A Guide for Music Citation - Chicago/Turabian Style

This guide supports music students by providing examples and tips for Chicago/Turabian style citation. It covers all types of music sources, including texts, scores, and recordings.

What to Include

In your Bibliography, you normally include every source you cite in your notes (for some exceptions, see below). If you want, you can also include other sources that were significant for your research.

The following sources are not generally included in a bibliography, unless they are of great significance for your research, but they should always be cited in footnotes:

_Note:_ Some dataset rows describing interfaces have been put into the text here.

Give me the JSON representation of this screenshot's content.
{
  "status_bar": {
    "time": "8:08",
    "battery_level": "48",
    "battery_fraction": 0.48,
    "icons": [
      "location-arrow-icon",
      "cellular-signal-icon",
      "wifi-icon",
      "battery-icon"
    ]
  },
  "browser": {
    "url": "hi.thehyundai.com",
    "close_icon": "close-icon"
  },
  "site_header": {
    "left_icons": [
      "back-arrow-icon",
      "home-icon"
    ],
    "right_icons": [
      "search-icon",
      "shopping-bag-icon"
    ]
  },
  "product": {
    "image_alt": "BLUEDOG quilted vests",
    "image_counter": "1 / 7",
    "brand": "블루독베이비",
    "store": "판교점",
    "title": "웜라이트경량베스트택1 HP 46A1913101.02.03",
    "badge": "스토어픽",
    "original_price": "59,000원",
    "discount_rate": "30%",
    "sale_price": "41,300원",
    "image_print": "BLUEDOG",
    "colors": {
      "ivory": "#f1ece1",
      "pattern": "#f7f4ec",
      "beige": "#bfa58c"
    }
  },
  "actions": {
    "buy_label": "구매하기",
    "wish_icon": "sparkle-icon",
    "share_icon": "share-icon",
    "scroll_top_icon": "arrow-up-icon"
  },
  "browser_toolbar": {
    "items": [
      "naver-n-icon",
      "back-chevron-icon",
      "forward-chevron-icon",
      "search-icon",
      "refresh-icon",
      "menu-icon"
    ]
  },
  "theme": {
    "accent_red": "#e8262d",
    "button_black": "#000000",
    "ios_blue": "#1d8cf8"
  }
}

  • Newspaper articles
  • Classical, Medieval, and early English literary works and some well-known English-language plays (e.g. Beowulf, Romeo and Juliet)
  • The Bible and other sacred works
  • Well-known reference works, such as major dictionaries and encyclopedias
  • Short published items, such as reviews of books or performances, abstracts, pamphlets, and reports
  • Unpublished interviews and personal communications, blog entries, online comments, and postings to electronic mailing lists
  • Individual documents in unpublished manuscript collections
  • Works of art and other visual sources, live performances, television, and other broadcast programs
  • The U.S. Constitution, legal cases, and statutes

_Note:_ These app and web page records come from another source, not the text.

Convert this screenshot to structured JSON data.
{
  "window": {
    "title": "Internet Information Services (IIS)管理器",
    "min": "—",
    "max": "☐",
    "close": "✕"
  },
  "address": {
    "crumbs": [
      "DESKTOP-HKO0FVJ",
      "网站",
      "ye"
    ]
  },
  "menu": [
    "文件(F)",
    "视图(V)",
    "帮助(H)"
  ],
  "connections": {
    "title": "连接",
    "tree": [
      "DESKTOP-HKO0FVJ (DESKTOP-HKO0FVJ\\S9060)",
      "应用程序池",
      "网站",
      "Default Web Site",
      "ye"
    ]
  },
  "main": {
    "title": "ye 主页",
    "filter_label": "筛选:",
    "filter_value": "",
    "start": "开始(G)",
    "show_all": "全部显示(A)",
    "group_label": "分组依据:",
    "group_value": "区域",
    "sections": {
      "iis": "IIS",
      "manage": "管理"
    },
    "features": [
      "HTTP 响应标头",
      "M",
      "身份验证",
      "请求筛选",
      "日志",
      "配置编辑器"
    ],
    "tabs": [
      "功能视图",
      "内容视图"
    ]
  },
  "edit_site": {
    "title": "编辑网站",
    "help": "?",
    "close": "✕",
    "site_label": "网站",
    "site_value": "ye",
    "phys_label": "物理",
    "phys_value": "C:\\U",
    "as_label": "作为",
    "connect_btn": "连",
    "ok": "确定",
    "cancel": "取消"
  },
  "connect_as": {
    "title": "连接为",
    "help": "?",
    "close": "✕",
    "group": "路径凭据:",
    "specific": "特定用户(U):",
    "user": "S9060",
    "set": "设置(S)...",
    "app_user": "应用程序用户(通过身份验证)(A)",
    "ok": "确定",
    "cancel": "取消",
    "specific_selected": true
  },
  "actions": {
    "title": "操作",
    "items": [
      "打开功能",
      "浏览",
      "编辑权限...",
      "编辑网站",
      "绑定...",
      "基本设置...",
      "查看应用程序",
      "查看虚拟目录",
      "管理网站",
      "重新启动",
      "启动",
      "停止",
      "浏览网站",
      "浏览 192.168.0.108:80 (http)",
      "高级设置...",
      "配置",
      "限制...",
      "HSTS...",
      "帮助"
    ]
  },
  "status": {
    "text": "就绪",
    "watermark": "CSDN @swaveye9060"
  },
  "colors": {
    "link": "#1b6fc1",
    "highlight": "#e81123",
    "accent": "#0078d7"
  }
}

Page Formatting

  • At the top of the first page, include the heading "Bibliography."
  • Leave two blank lines between the "Bibliography" heading and your first citation.
  • Each citation should be single-spaced with a 1/2-inch hanging indent.
  • Leave one blank line between each citation.

To create a hanging indent (PC or Mac): Highlight your citations and press Ctrl + t

Arrangement of Entries

List your citations alphabetically by author last name. When there is no author, alphabetize by the first word/name in the citation.


College Music Society. Directory of Music Faculties in Colleges and Universities, U.S. and Canada, 2013-2014. Binghamton, NY: College Music Society, 2013.

Lexikon des Klaviers. S.v. "Feurich," by Lydia Rilling. Laaber, Germany: Laaber, 2006.

Liszt, Franz. “Les Préludes.” In Famous Symphonic Poems in Score, edited and devised by Albert E. Wier, 52–74. Miniature Score Series. New York: Bonanza Books, 1938.

Repeating Author Names

When your bibliography includes multiple items by the same author, do not repeat the author's name. Write the first citation normally. In the following citations, replace the name with three em dashes.


Taruskin, Richard. The Danger of Music and Other Anti-Utopian Essays. Berkeley: University of California Press, 2009.

———. Text and Act: Essays on Music and Performance. New York: Oxford University Press, 1995.

———, and Piero Weiss, eds. Music in the Western World: A History in Documents. New York: Schirmer Books, 1984.


To insert one em dash:

On a PC: Alt + Ctrl + Num Lock + dash (repeat 3 times)

On a Mac: Option/Alt + Shift + dash (repeat 3 times)